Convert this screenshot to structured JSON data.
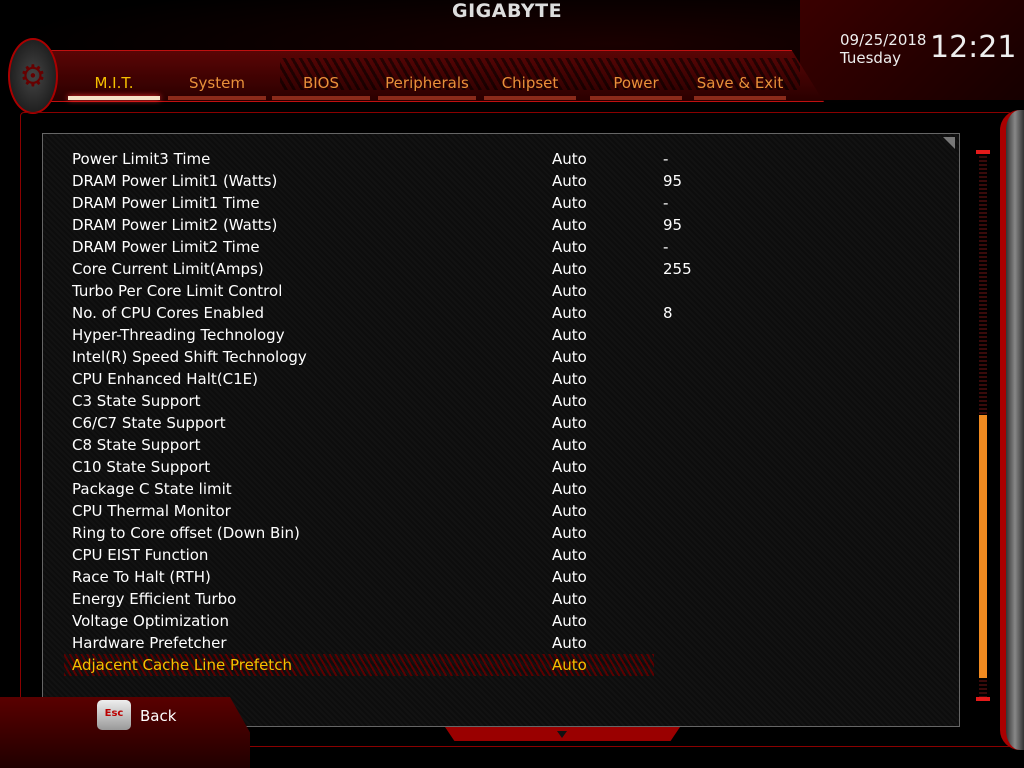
{
  "brand": "GIGABYTE",
  "tabs": [
    {
      "label": "M.I.T.",
      "active": true
    },
    {
      "label": "System"
    },
    {
      "label": "BIOS"
    },
    {
      "label": "Peripherals"
    },
    {
      "label": "Chipset"
    },
    {
      "label": "Power"
    },
    {
      "label": "Save & Exit"
    }
  ],
  "datetime": {
    "date": "09/25/2018",
    "day": "Tuesday",
    "time": "12:21"
  },
  "settings": [
    {
      "label": "Power Limit3 Time",
      "value": "Auto",
      "extra": "-"
    },
    {
      "label": "DRAM Power Limit1 (Watts)",
      "value": "Auto",
      "extra": "95"
    },
    {
      "label": "DRAM Power Limit1 Time",
      "value": "Auto",
      "extra": "-"
    },
    {
      "label": "DRAM Power Limit2 (Watts)",
      "value": "Auto",
      "extra": "95"
    },
    {
      "label": "DRAM Power Limit2 Time",
      "value": "Auto",
      "extra": "-"
    },
    {
      "label": "Core Current Limit(Amps)",
      "value": "Auto",
      "extra": "255"
    },
    {
      "label": "Turbo Per Core Limit Control",
      "value": "Auto",
      "extra": ""
    },
    {
      "label": "No. of CPU Cores Enabled",
      "value": "Auto",
      "extra": "8"
    },
    {
      "label": "Hyper-Threading Technology",
      "value": "Auto",
      "extra": ""
    },
    {
      "label": "Intel(R) Speed Shift Technology",
      "value": "Auto",
      "extra": ""
    },
    {
      "label": "CPU Enhanced Halt(C1E)",
      "value": "Auto",
      "extra": ""
    },
    {
      "label": "C3 State Support",
      "value": "Auto",
      "extra": ""
    },
    {
      "label": "C6/C7 State Support",
      "value": "Auto",
      "extra": ""
    },
    {
      "label": "C8 State Support",
      "value": "Auto",
      "extra": ""
    },
    {
      "label": "C10 State Support",
      "value": "Auto",
      "extra": ""
    },
    {
      "label": "Package C State limit",
      "value": "Auto",
      "extra": ""
    },
    {
      "label": "CPU Thermal Monitor",
      "value": "Auto",
      "extra": ""
    },
    {
      "label": "Ring to Core offset (Down Bin)",
      "value": "Auto",
      "extra": ""
    },
    {
      "label": "CPU EIST Function",
      "value": "Auto",
      "extra": ""
    },
    {
      "label": "Race To Halt (RTH)",
      "value": "Auto",
      "extra": ""
    },
    {
      "label": "Energy Efficient Turbo",
      "value": "Auto",
      "extra": ""
    },
    {
      "label": "Voltage Optimization",
      "value": "Auto",
      "extra": ""
    },
    {
      "label": "Hardware Prefetcher",
      "value": "Auto",
      "extra": ""
    },
    {
      "label": "Adjacent Cache Line Prefetch",
      "value": "Auto",
      "extra": "",
      "selected": true
    }
  ],
  "scrollbar": {
    "thumb_start": 0.48,
    "thumb_end": 0.96
  },
  "footer": {
    "esc_key": "Esc",
    "back_label": "Back"
  },
  "colors": {
    "accent": "#f5c000",
    "tab": "#e8903a",
    "scroll_thumb": "#f08a20",
    "frame": "#c01010"
  }
}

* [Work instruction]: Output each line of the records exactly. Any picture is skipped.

* [Answer box]:
Convert this screenshot to structured JSON data.
{
  "brand": "GIGABYTE",
  "tabs": [
    {
      "label": "M.I.T.",
      "active": true
    },
    {
      "label": "System"
    },
    {
      "label": "BIOS"
    },
    {
      "label": "Peripherals"
    },
    {
      "label": "Chipset"
    },
    {
      "label": "Power"
    },
    {
      "label": "Save & Exit"
    }
  ],
  "datetime": {
    "date": "09/25/2018",
    "day": "Tuesday",
    "time": "12:21"
  },
  "settings": [
    {
      "label": "Power Limit3 Time",
      "value": "Auto",
      "extra": "-"
    },
    {
      "label": "DRAM Power Limit1 (Watts)",
      "value": "Auto",
      "extra": "95"
    },
    {
      "label": "DRAM Power Limit1 Time",
      "value": "Auto",
      "extra": "-"
    },
    {
      "label": "DRAM Power Limit2 (Watts)",
      "value": "Auto",
      "extra": "95"
    },
    {
      "label": "DRAM Power Limit2 Time",
      "value": "Auto",
      "extra": "-"
    },
    {
      "label": "Core Current Limit(Amps)",
      "value": "Auto",
      "extra": "255"
    },
    {
      "label": "Turbo Per Core Limit Control",
      "value": "Auto",
      "extra": ""
    },
    {
      "label": "No. of CPU Cores Enabled",
      "value": "Auto",
      "extra": "8"
    },
    {
      "label": "Hyper-Threading Technology",
      "value": "Auto",
      "extra": ""
    },
    {
      "label": "Intel(R) Speed Shift Technology",
      "value": "Auto",
      "extra": ""
    },
    {
      "label": "CPU Enhanced Halt(C1E)",
      "value": "Auto",
      "extra": ""
    },
    {
      "label": "C3 State Support",
      "value": "Auto",
      "extra": ""
    },
    {
      "label": "C6/C7 State Support",
      "value": "Auto",
      "extra": ""
    },
    {
      "label": "C8 State Support",
      "value": "Auto",
      "extra": ""
    },
    {
      "label": "C10 State Support",
      "value": "Auto",
      "extra": ""
    },
    {
      "label": "Package C State limit",
      "value": "Auto",
      "extra": ""
    },
    {
      "label": "CPU Thermal Monitor",
      "value": "Auto",
      "extra": ""
    },
    {
      "label": "Ring to Core offset (Down Bin)",
      "value": "Auto",
      "extra": ""
    },
    {
      "label": "CPU EIST Function",
      "value": "Auto",
      "extra": ""
    },
    {
      "label": "Race To Halt (RTH)",
      "value": "Auto",
      "extra": ""
    },
    {
      "label": "Energy Efficient Turbo",
      "value": "Auto",
      "extra": ""
    },
    {
      "label": "Voltage Optimization",
      "value": "Auto",
      "extra": ""
    },
    {
      "label": "Hardware Prefetcher",
      "value": "Auto",
      "extra": ""
    },
    {
      "label": "Adjacent Cache Line Prefetch",
      "value": "Auto",
      "extra": "",
      "selected": true
    }
  ],
  "scrollbar": {
    "thumb_start": 0.48,
    "thumb_end": 0.96
  },
  "footer": {
    "esc_key": "Esc",
    "back_label": "Back"
  },
  "colors": {
    "accent": "#f5c000",
    "tab": "#e8903a",
    "scroll_thumb": "#f08a20",
    "frame": "#c01010"
  }
}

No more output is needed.